Assignment: Check each line of the data for "square" and select those that have it.

######

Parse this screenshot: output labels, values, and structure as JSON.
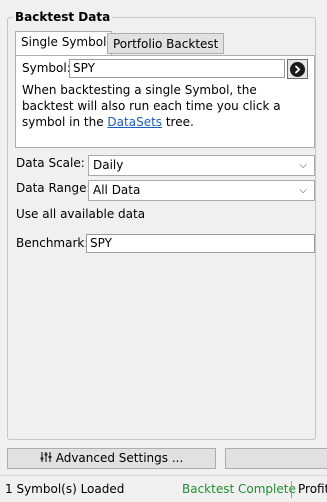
{
  "group": {
    "title": "Backtest Data"
  },
  "tabs": [
    {
      "label": "Single Symbol",
      "active": true
    },
    {
      "label": "Portfolio Backtest",
      "active": false
    }
  ],
  "single_symbol": {
    "symbol_label": "Symbol:",
    "symbol_value": "SPY",
    "description_text": "When backtesting a single Symbol, the backtest will also run each time you click a symbol in the ",
    "description_link": "DataSets",
    "description_tail": " tree."
  },
  "data_scale": {
    "label": "Data Scale:",
    "value": "Daily"
  },
  "data_range": {
    "label": "Data Range:",
    "value": "All Data",
    "note": "Use all available data"
  },
  "benchmark": {
    "label": "Benchmark:",
    "value": "SPY"
  },
  "buttons": {
    "advanced_settings": "Advanced Settings ..."
  },
  "status": {
    "loaded": "1 Symbol(s) Loaded",
    "backtest": "Backtest Complete",
    "profit": "Profit"
  },
  "colors": {
    "status_success": "#1e8f2e",
    "link": "#1a5fb4"
  },
  "icons": {
    "go": "circle-arrow-right-icon",
    "settings": "sliders-icon",
    "dropdown": "chevron-down-icon"
  }
}
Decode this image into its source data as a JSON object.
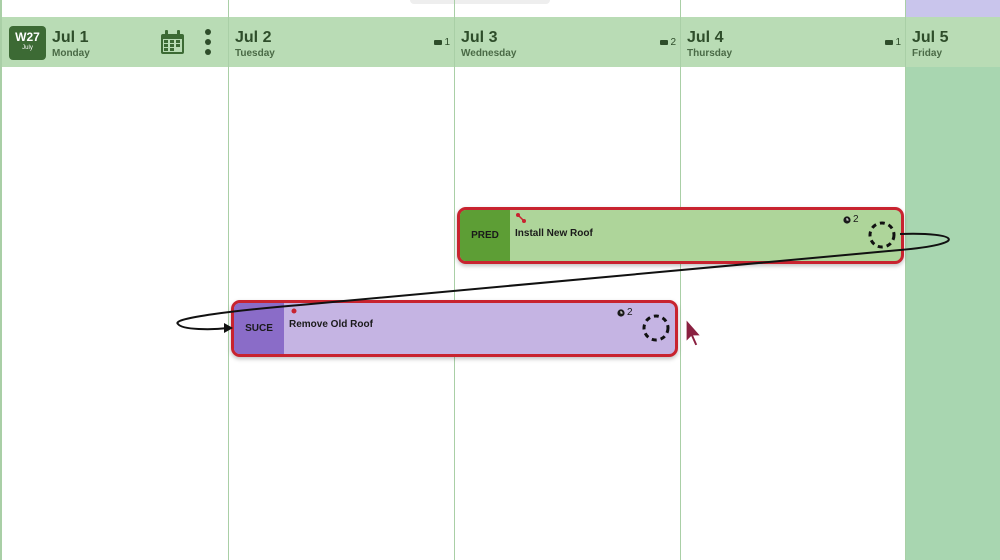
{
  "week": {
    "number": "W27",
    "month": "July"
  },
  "days": [
    {
      "date": "Jul 1",
      "name": "Monday",
      "count": ""
    },
    {
      "date": "Jul 2",
      "name": "Tuesday",
      "count": "1"
    },
    {
      "date": "Jul 3",
      "name": "Wednesday",
      "count": "2"
    },
    {
      "date": "Jul 4",
      "name": "Thursday",
      "count": "1"
    },
    {
      "date": "Jul 5",
      "name": "Friday",
      "count": ""
    }
  ],
  "tasks": [
    {
      "tag": "PRED",
      "title": "Install New Roof",
      "duration": "2",
      "color": "#aed59a",
      "tag_color": "#5d9e35"
    },
    {
      "tag": "SUCE",
      "title": "Remove Old Roof",
      "duration": "2",
      "color": "#c5b4e3",
      "tag_color": "#8a6cc8"
    }
  ],
  "colors": {
    "header": "#b9dcb5",
    "friday": "#a8d6b0",
    "task_border": "#c8232f",
    "cursor": "#8a2040"
  }
}
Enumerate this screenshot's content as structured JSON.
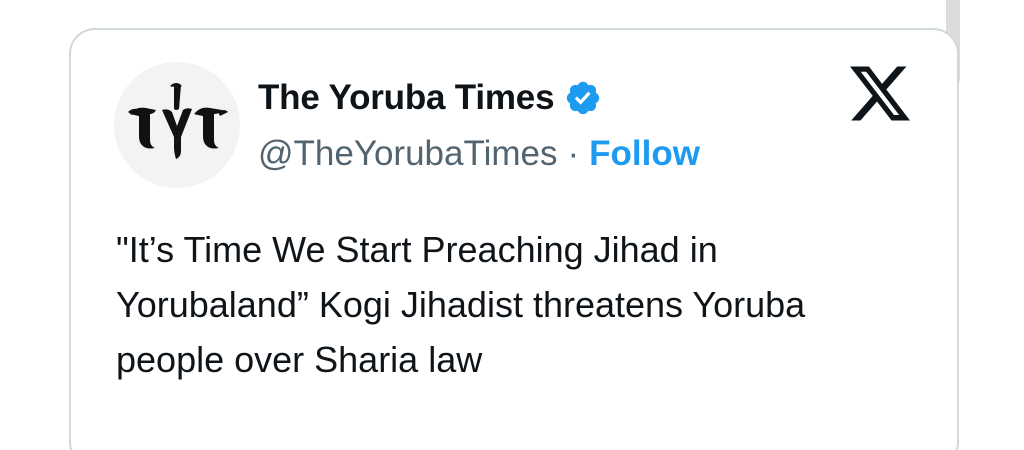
{
  "tweet": {
    "avatar_monogram": "TYT",
    "display_name": "The Yoruba Times",
    "verified": true,
    "handle": "@TheYorubaTimes",
    "separator": "·",
    "follow_label": "Follow",
    "text": "\"It’s Time We Start Preaching Jihad in Yorubaland” Kogi Jihadist threatens Yoruba people over Sharia law"
  },
  "icons": {
    "verified": "verified-badge-icon",
    "brand": "x-logo-icon"
  },
  "colors": {
    "accent": "#1d9bf0",
    "text_primary": "#0f1419",
    "text_secondary": "#536471",
    "card_border": "#cfd9de"
  }
}
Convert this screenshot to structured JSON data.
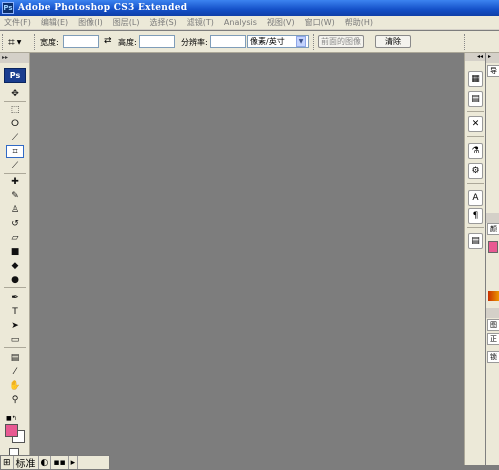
{
  "window": {
    "icon_label": "Ps",
    "title": "Adobe Photoshop CS3 Extended"
  },
  "menu": [
    "文件(F)",
    "编辑(E)",
    "图像(I)",
    "图层(L)",
    "选择(S)",
    "滤镜(T)",
    "Analysis",
    "视图(V)",
    "窗口(W)",
    "帮助(H)"
  ],
  "options": {
    "width_label": "宽度:",
    "width_value": "",
    "height_label": "高度:",
    "height_value": "",
    "resolution_label": "分辨率:",
    "resolution_value": "",
    "unit_selected": "像素/英寸",
    "front_image_button": "前面的图像",
    "clear_button": "清除"
  },
  "toolbox": {
    "logo": "Ps",
    "tools": [
      {
        "name": "move-tool",
        "glyph": "➤"
      },
      {
        "name": "marquee-tool",
        "glyph": "⬚"
      },
      {
        "name": "lasso-tool",
        "glyph": "ↂ"
      },
      {
        "name": "magic-wand-tool",
        "glyph": "⟋"
      },
      {
        "name": "crop-tool",
        "glyph": "⌗",
        "selected": true
      },
      {
        "name": "slice-tool",
        "glyph": "⟋"
      },
      {
        "name": "healing-brush-tool",
        "glyph": "✚"
      },
      {
        "name": "brush-tool",
        "glyph": "✎"
      },
      {
        "name": "clone-stamp-tool",
        "glyph": "♙"
      },
      {
        "name": "history-brush-tool",
        "glyph": "↺"
      },
      {
        "name": "eraser-tool",
        "glyph": "▱"
      },
      {
        "name": "gradient-tool",
        "glyph": "■"
      },
      {
        "name": "blur-tool",
        "glyph": "●"
      },
      {
        "name": "dodge-tool",
        "glyph": "●"
      },
      {
        "name": "pen-tool",
        "glyph": "✒"
      },
      {
        "name": "type-tool",
        "glyph": "T"
      },
      {
        "name": "path-selection-tool",
        "glyph": "➤"
      },
      {
        "name": "shape-tool",
        "glyph": "▭"
      },
      {
        "name": "notes-tool",
        "glyph": "▤"
      },
      {
        "name": "eyedropper-tool",
        "glyph": "⁄"
      },
      {
        "name": "hand-tool",
        "glyph": "✋"
      },
      {
        "name": "zoom-tool",
        "glyph": "⚲"
      }
    ],
    "foreground_color": "#e85a92",
    "background_color": "#ffffff"
  },
  "dock": {
    "buttons": [
      "navigator-icon",
      "history-icon",
      "tools-preset-icon",
      "brushes-icon",
      "clone-source-icon",
      "character-icon",
      "paragraph-icon",
      "layers-comps-icon"
    ]
  },
  "right_panels": {
    "tab1": "导",
    "tab2": "颜",
    "tab3": "图",
    "tab4": "正",
    "tab5": "锁"
  },
  "status": {
    "mode_label": "标准"
  }
}
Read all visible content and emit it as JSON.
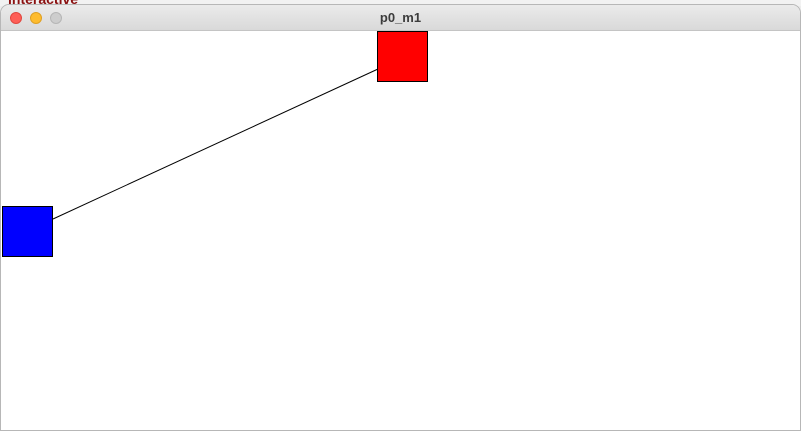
{
  "background_window": {
    "title_fragment": "interactive"
  },
  "window": {
    "title": "p0_m1",
    "buttons": {
      "close": "close-button",
      "minimize": "minimize-button",
      "zoom": "zoom-button"
    }
  },
  "canvas": {
    "background_color": "#ffffff",
    "nodes": [
      {
        "id": "red-square",
        "fill": "#ff0000",
        "stroke": "#000000"
      },
      {
        "id": "blue-square",
        "fill": "#0000ff",
        "stroke": "#000000"
      }
    ],
    "edge": {
      "from": "blue-square",
      "to": "red-square",
      "color": "#000000"
    }
  }
}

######

Answer to this task:
        "id": "red-square",
        "id": "blue-square",
      "from": "blue-square",
      "to": "red-square",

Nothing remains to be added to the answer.